### WHAT IS NEEDED:
All entries below are to be duplicated verbatim.
(RECORDS TO USE begins)
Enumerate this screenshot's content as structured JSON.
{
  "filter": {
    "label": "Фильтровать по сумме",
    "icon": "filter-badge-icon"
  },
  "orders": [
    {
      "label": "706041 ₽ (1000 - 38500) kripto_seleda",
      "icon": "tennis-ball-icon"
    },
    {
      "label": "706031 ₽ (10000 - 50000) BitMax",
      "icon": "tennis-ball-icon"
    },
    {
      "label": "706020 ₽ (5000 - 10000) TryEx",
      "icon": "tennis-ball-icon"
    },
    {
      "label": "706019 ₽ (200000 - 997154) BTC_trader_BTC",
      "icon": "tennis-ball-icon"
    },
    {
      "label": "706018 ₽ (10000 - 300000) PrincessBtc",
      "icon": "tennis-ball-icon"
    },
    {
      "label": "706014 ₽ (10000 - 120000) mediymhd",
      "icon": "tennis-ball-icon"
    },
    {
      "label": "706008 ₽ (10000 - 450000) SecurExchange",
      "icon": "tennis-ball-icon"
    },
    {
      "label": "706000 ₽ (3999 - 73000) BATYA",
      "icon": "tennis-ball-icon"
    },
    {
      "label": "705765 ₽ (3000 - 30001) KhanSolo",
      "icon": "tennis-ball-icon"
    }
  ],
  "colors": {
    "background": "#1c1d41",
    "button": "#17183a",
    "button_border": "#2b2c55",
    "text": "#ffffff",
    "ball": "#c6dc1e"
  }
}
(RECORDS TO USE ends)
### OUTPUT FOR THIS TASK:
Enumerate this screenshot's content as structured JSON.
{
  "filter": {
    "label": "Фильтровать по сумме",
    "icon": "filter-badge-icon"
  },
  "orders": [
    {
      "label": "706041 ₽ (1000 - 38500) kripto_seleda",
      "icon": "tennis-ball-icon"
    },
    {
      "label": "706031 ₽ (10000 - 50000) BitMax",
      "icon": "tennis-ball-icon"
    },
    {
      "label": "706020 ₽ (5000 - 10000) TryEx",
      "icon": "tennis-ball-icon"
    },
    {
      "label": "706019 ₽ (200000 - 997154) BTC_trader_BTC",
      "icon": "tennis-ball-icon"
    },
    {
      "label": "706018 ₽ (10000 - 300000) PrincessBtc",
      "icon": "tennis-ball-icon"
    },
    {
      "label": "706014 ₽ (10000 - 120000) mediymhd",
      "icon": "tennis-ball-icon"
    },
    {
      "label": "706008 ₽ (10000 - 450000) SecurExchange",
      "icon": "tennis-ball-icon"
    },
    {
      "label": "706000 ₽ (3999 - 73000) BATYA",
      "icon": "tennis-ball-icon"
    },
    {
      "label": "705765 ₽ (3000 - 30001) KhanSolo",
      "icon": "tennis-ball-icon"
    }
  ],
  "colors": {
    "background": "#1c1d41",
    "button": "#17183a",
    "button_border": "#2b2c55",
    "text": "#ffffff",
    "ball": "#c6dc1e"
  }
}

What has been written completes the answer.